A growing number of studies over the last 20 years have shown that walking has many benefits. But the latest research has found that walking backwards has even more health benefits than walking forwards.
Most of us have been walking since the age of one. It naturally becomes habitual to the point that we can walk on auto-pilot. Moreover, walking is not considered a form of exercise, and until the studies surfaced, the health benefits were barely acknowledged.
Walking is known to improve numerous chronic illnesses including depression, cardiovascular and heart-related diseases, Alzheimer’s and diabetes to name a few. Walking is also shown to improve cognitive function thanks to the coordination, stability and balance required to walk.
It turns out that walking is more complicated than we give it credit for. It was only when researchers started experimenting on backwards walking that we discovered how much attention the brain actually needs to walk.
Walk the Backwards Walk
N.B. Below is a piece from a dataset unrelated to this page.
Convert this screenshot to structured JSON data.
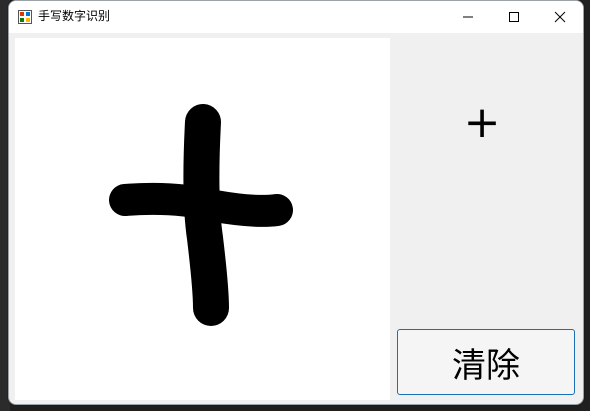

Walking upright involves the coordination of visual, proprioceptive and vestibular systems. Because walking is a subconscious program, it seems like second nature to us, but the brain has to calculate sensations such as twisting and turning together with spatial awareness.
After multiple years of practice, the brain is accustomed to working simultaneously with all parts of the system. But if you were to walk backwards, the brain would have to recalibrate what it already knows and process the coordinating systems in a different way.
In doing so. However, researchers say that using extra brain power can lead to better mental and physical health. Walking backwards has been shown to improve gait, balance and knee osteoarthritis.
Walking backwards involves taking shorter steps more frequently. This helps to improve muscular endurance in the lower legs and reduces the burden on the knee and hip joints.
Participants in the experiments were also asked to complete challenges such as navigating inclines and declines. The change in surface engages a range of motion for joints and muscles which can help reduce pain for some foot, heel and leg conditions.
Researchers found that walking benefits can help to reduce the painful symptoms of certain conditions including plantar fasciitis, chronic lower back pain and knee osteoarthritis.
Patients that lack balance due to neurological conditions were also trialled. Researchers wanted to see if the change in walking speed and coordinating systems would help the brain function associated with balance to improve. It did.
How to get started with a backwards walking program
Walking backwards is recommended as a recovery program for patients suffering from a range of ankle, knee and hip injuries. But it can also be integrated into a typical exercise routine. – particularly a walking program.
Researchers also found that walking backwards more energy by almost 40%. Whilst walking normally at your usual pace can help you to manage your weight, walking backwards was shown it can help participants lose body fat.
If weight loss is a goal, and you want to shake up your brisk walking program or normal exercise routine, throwing 10 minutes of backwards walking in can make a real difference.
To get started, you ideally want to find an area that is void of obstacles and hazards that you might fall over. Naturally, safety comes first if you can’t see where you’re going. If you have space in the hallway at home or a garden, could be a good place to start.
The ideal place is at a local running track or stretch of path where people generally exercise in your local park. Or a clean and tidy beach. A flat surface is preferable but once you are accustomed to walking backwards, you could tackle a hill if you live in a quiet area with little traffic.
Walking backwards will feel strange at first. You will have a natural urge to constantly look over your shoulder. However, you should resist the urge to contort your body. Your chest and head should be kept straight for as long as possible.
Download the sweatcoin app
Sweatcoin promotes technology for good and has designed an app to encourage more people to engage in a walking program. For every 1000 steps you take, the app rewards you with 1SWC, a digital token which can be used to purchase goods from over 300 merchants.